**Task details:** State only how many lines of the records contain the string "form".

**Records for the task:**
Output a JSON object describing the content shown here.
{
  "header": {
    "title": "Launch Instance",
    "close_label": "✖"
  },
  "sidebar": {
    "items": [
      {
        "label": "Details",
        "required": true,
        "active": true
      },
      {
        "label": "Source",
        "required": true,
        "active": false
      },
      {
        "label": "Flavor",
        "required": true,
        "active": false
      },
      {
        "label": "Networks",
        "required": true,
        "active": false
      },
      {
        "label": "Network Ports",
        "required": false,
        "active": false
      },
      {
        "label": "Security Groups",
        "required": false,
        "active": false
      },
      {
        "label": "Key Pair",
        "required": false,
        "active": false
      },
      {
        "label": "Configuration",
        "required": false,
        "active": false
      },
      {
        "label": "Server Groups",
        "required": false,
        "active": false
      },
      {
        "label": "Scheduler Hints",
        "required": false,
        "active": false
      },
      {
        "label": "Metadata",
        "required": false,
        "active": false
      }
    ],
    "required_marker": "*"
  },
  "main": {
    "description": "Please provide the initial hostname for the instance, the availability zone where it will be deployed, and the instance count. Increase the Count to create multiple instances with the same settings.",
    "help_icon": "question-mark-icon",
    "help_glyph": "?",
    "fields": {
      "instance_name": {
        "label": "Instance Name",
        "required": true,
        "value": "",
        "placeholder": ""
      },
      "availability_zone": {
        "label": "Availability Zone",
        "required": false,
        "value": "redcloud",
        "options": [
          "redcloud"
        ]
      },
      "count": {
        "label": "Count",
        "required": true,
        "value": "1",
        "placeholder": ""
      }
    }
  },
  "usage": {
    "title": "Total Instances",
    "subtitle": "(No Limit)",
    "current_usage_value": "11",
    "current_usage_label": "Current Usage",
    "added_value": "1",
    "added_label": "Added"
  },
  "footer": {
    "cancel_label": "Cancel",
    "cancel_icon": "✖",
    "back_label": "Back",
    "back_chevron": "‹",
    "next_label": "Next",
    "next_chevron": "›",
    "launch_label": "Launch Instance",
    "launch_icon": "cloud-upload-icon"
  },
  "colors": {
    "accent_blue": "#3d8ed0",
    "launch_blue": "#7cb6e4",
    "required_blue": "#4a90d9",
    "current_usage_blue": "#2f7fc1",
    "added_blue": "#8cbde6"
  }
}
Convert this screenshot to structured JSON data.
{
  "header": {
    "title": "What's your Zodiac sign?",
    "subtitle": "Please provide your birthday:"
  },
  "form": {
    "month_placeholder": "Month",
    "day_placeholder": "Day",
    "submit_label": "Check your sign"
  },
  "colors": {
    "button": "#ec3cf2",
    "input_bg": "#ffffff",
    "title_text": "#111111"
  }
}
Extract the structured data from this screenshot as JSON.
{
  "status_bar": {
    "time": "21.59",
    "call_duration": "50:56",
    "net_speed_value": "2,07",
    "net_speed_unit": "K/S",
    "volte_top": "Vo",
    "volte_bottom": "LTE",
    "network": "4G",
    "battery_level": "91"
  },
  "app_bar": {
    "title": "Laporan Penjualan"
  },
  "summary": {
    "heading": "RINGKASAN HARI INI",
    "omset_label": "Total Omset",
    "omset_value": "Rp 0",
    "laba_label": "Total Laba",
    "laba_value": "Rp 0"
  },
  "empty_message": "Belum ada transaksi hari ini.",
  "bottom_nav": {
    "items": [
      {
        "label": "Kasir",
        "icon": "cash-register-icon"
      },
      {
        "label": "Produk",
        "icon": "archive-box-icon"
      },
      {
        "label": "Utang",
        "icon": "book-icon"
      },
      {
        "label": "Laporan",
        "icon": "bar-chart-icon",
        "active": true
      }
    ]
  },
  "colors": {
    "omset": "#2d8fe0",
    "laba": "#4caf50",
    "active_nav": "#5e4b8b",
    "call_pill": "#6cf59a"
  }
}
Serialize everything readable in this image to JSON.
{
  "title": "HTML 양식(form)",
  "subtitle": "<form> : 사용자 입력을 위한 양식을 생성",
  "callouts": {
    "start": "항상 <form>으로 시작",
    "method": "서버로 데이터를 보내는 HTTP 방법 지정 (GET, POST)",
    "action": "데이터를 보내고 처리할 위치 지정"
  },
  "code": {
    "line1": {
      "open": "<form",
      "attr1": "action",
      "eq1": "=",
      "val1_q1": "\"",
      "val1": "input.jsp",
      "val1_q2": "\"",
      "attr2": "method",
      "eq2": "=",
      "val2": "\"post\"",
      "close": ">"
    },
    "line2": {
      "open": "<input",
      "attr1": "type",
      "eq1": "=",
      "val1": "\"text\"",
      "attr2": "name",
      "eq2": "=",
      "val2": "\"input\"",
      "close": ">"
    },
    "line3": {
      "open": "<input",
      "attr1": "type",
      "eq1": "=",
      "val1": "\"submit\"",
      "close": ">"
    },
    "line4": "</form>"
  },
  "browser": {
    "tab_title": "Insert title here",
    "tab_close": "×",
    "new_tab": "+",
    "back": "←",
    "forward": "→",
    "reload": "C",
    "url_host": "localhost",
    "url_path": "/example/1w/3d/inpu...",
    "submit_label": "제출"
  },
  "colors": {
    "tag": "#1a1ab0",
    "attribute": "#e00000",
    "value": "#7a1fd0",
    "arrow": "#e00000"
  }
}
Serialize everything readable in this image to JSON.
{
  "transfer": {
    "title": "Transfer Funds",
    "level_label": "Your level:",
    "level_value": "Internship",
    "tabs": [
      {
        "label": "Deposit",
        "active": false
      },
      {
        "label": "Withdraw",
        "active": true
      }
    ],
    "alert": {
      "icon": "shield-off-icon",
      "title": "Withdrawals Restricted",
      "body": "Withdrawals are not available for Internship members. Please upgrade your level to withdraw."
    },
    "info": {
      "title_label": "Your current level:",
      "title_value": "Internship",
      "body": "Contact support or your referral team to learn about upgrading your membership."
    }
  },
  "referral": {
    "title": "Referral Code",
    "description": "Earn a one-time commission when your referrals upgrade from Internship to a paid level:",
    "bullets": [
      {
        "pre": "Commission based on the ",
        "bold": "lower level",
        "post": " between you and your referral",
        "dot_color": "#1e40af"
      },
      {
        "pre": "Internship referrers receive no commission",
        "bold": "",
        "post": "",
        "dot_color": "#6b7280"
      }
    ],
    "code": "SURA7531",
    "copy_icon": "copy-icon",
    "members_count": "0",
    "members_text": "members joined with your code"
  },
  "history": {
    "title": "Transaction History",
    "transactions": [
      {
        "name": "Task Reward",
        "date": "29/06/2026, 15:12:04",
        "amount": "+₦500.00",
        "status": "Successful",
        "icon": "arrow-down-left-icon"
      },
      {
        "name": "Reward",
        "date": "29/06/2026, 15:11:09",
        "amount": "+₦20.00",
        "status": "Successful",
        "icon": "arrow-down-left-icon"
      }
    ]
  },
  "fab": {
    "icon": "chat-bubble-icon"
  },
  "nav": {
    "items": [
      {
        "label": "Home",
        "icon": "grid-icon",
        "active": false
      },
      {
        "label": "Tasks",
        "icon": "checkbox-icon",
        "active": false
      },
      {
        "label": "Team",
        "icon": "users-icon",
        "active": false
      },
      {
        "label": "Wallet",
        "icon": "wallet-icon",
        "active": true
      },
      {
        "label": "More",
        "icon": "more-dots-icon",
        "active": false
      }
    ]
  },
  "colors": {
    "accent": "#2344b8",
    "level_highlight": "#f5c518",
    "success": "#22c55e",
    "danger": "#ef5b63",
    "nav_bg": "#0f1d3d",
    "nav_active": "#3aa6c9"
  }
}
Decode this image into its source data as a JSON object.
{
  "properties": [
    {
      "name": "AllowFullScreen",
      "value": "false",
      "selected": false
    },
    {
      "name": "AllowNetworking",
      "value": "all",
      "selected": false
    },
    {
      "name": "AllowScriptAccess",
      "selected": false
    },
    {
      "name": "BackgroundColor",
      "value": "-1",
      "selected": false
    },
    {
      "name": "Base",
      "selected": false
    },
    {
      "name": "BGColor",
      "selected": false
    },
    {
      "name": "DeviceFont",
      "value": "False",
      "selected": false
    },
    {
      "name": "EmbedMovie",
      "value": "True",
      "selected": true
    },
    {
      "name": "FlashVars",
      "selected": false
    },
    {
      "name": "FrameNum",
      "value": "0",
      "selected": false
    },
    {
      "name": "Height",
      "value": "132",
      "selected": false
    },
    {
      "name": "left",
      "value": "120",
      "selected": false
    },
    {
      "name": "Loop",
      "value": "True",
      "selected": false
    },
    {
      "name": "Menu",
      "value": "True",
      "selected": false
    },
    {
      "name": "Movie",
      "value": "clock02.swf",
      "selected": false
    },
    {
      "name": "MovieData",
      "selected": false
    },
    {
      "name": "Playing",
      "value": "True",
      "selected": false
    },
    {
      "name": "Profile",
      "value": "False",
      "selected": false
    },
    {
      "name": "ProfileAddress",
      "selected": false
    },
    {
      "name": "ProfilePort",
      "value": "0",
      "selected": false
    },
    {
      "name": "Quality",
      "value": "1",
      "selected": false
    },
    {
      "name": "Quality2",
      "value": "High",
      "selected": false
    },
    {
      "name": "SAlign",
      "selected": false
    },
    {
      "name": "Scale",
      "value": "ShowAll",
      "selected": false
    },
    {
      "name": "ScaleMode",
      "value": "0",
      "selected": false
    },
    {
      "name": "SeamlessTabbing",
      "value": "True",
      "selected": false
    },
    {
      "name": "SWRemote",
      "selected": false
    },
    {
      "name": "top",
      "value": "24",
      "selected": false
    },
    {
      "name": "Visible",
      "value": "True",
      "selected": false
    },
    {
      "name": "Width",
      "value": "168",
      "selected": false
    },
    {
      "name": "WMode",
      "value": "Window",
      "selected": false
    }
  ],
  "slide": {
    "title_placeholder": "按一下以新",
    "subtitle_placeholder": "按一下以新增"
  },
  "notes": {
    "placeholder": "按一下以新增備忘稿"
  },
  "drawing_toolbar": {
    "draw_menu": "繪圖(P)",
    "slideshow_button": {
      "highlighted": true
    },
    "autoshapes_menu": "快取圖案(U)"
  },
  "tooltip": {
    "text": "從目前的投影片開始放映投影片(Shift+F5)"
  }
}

**Exercise solution:** 6